“This is a very complicated machine. ‘You don’t want to light the candle until it’s ready to go.”

The Artemis mission is the first step in NASA’s plan to land humans on the moon in three years’ time, a feat that has not happened since Apollo 17 landed on the lunar surface 50 years ago.

Artemis Mission 1 will launch an unmanned test flight around and beyond the moon, while Artemis 2 will aim to send humans on the same journey – the furthest distance humans have ever been into space before.

The third and final ambitious (and typically woke) mission will involve NASA sending the first female astronaut, Charlie Blackwell-Thomas, and the first astronaut from a minority race to conduct research on the moon’s surface.

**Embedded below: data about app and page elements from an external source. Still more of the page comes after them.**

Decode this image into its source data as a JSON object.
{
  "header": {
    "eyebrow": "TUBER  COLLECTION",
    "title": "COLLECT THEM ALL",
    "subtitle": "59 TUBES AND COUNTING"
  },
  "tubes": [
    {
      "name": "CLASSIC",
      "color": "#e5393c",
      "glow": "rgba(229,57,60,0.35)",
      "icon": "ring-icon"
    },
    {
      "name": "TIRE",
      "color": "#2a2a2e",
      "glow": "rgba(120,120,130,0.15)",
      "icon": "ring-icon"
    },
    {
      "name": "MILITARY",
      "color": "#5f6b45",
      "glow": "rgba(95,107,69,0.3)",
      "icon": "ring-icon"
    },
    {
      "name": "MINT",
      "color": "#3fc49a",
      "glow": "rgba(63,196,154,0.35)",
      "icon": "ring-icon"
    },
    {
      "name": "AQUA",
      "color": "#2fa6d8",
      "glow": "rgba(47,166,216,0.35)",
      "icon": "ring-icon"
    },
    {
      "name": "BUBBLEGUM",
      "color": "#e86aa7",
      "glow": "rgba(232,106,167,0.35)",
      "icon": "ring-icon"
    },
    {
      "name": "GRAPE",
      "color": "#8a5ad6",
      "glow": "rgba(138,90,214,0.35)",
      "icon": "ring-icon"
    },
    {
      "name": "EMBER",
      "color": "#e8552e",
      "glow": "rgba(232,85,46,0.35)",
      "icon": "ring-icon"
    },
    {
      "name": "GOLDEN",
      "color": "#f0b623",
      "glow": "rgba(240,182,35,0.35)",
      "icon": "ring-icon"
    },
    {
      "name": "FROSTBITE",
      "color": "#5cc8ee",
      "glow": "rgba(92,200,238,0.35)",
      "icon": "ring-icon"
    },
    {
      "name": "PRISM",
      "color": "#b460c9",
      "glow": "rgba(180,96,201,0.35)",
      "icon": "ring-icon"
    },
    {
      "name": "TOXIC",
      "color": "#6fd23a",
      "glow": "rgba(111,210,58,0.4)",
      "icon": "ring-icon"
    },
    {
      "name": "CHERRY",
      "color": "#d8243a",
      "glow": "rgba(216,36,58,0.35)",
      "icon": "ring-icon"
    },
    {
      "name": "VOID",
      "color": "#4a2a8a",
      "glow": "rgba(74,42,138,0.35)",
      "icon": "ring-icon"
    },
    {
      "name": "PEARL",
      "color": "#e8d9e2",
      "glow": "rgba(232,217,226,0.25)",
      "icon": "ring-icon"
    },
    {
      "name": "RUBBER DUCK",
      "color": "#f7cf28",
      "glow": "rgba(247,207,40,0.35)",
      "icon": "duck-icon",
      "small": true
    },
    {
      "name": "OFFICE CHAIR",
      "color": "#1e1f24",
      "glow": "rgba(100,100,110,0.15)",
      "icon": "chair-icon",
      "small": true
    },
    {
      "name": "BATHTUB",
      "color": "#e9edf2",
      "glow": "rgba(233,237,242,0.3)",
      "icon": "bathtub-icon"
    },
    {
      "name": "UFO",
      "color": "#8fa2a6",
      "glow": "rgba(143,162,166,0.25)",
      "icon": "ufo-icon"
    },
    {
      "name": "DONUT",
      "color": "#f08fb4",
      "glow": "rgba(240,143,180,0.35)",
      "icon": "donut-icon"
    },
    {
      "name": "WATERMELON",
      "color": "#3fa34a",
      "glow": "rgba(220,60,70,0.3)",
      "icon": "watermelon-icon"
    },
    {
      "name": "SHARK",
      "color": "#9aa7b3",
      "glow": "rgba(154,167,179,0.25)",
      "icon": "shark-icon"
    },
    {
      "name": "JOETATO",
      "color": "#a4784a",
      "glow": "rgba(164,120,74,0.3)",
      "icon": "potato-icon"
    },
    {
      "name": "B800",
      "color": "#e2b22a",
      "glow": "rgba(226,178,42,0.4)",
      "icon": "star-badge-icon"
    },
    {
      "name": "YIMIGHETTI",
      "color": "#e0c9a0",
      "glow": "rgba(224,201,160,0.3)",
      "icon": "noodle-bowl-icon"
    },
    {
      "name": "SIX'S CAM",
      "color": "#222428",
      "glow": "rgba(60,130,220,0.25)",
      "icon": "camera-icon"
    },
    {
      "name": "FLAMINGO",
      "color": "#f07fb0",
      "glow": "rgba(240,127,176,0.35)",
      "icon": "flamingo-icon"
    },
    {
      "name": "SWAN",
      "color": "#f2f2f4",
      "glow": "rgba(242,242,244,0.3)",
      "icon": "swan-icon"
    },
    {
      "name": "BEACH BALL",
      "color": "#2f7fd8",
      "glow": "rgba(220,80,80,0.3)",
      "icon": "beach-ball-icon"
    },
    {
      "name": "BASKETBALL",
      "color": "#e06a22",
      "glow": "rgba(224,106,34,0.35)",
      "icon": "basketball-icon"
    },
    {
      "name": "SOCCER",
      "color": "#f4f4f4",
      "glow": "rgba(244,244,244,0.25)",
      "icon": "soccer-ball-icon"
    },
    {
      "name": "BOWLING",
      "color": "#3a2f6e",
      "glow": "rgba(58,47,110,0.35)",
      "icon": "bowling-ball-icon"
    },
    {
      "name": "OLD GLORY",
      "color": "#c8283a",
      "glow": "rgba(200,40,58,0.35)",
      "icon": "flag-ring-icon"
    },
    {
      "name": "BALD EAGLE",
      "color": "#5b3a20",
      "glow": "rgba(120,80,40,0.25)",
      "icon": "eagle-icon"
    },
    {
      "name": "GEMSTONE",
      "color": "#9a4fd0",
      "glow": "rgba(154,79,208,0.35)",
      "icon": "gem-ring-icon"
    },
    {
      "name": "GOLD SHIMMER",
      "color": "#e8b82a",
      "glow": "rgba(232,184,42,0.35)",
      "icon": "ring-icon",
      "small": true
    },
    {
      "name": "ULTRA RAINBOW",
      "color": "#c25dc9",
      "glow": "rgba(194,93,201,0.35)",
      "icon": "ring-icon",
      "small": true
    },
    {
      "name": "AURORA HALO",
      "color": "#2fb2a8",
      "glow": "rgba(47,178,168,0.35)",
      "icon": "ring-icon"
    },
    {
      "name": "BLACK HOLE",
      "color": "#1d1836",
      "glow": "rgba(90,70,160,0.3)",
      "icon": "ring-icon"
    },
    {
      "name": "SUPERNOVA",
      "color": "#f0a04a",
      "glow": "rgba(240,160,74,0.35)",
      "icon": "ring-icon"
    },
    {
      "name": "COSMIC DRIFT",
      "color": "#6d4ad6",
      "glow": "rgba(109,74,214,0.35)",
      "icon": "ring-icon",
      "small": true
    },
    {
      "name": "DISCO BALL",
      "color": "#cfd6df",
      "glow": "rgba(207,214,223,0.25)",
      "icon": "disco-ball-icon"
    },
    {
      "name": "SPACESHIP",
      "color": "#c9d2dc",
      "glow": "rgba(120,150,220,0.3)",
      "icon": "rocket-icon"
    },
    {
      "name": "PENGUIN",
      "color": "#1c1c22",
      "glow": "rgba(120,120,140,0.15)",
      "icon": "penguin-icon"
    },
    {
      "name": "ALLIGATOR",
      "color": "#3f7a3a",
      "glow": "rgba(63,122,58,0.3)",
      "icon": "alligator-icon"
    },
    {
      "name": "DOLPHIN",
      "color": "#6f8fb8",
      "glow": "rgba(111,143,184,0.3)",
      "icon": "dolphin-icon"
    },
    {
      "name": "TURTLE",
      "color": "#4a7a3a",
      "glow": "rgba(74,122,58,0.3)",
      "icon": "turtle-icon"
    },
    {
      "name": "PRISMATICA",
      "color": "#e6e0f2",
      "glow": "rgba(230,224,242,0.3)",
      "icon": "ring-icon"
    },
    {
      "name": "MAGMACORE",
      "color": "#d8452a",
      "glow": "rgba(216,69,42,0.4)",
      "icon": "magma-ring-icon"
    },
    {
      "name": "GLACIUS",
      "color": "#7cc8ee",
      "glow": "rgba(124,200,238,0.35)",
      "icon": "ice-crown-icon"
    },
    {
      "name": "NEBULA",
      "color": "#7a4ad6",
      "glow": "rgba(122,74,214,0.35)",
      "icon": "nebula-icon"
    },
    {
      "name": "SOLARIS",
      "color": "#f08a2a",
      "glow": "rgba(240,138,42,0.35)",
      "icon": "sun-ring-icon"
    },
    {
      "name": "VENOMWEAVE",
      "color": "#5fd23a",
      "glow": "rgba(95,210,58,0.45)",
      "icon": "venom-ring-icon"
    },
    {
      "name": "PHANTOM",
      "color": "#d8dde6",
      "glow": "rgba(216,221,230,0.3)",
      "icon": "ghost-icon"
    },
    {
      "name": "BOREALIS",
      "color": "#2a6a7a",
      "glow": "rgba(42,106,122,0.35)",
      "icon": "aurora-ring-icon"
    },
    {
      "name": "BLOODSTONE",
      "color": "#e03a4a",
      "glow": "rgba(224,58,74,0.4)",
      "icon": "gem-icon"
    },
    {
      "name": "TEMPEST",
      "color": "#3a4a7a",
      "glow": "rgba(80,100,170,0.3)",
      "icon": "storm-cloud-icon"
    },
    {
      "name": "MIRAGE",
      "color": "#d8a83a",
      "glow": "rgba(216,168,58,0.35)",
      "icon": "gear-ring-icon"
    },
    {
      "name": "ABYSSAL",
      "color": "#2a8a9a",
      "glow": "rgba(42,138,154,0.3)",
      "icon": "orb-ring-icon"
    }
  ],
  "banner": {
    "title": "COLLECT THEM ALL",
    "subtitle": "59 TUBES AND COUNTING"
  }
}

Around 30 percent of the control room personnel are now female.

This mission goes with a lot of hopes and dreams of a lot of people. And we now are the Artemis generation,” said Nelson.

“We were in the Apollo generation. This is a new generation. This is a new type of astronaut.”

Orion is the most powerful rocket the world has ever seen. Its boosters are capable of producing 8.8 million pounds of thrust.

If the first flight goes ahead, it will travel 240,000 miles to the moon where it will enter an orbit 40,000 miles from the moon’s surface for six days, which could be extended to 21 days.

The craft will then splash down in the Pacific Ocean.

Although there will be no human passengers in Orion on this mission, two test dummies will man the ship. The dummies have torsos made from soft material to mimic that of an adult female including ‘organs’ and ‘bones’. Women are more likely to develop cancer from radiation as they have more soft tissue.

The dummies each contain thousands of censors to monitor radiation exposure during the flight. One of the dummies will be wearing a radiation protection vest while the other won’t.

Also taking the trip in Orion will be 245 silver Snoopy pins, a Wallace and Gromit Shaun the Sheep toy, and 567 American flags.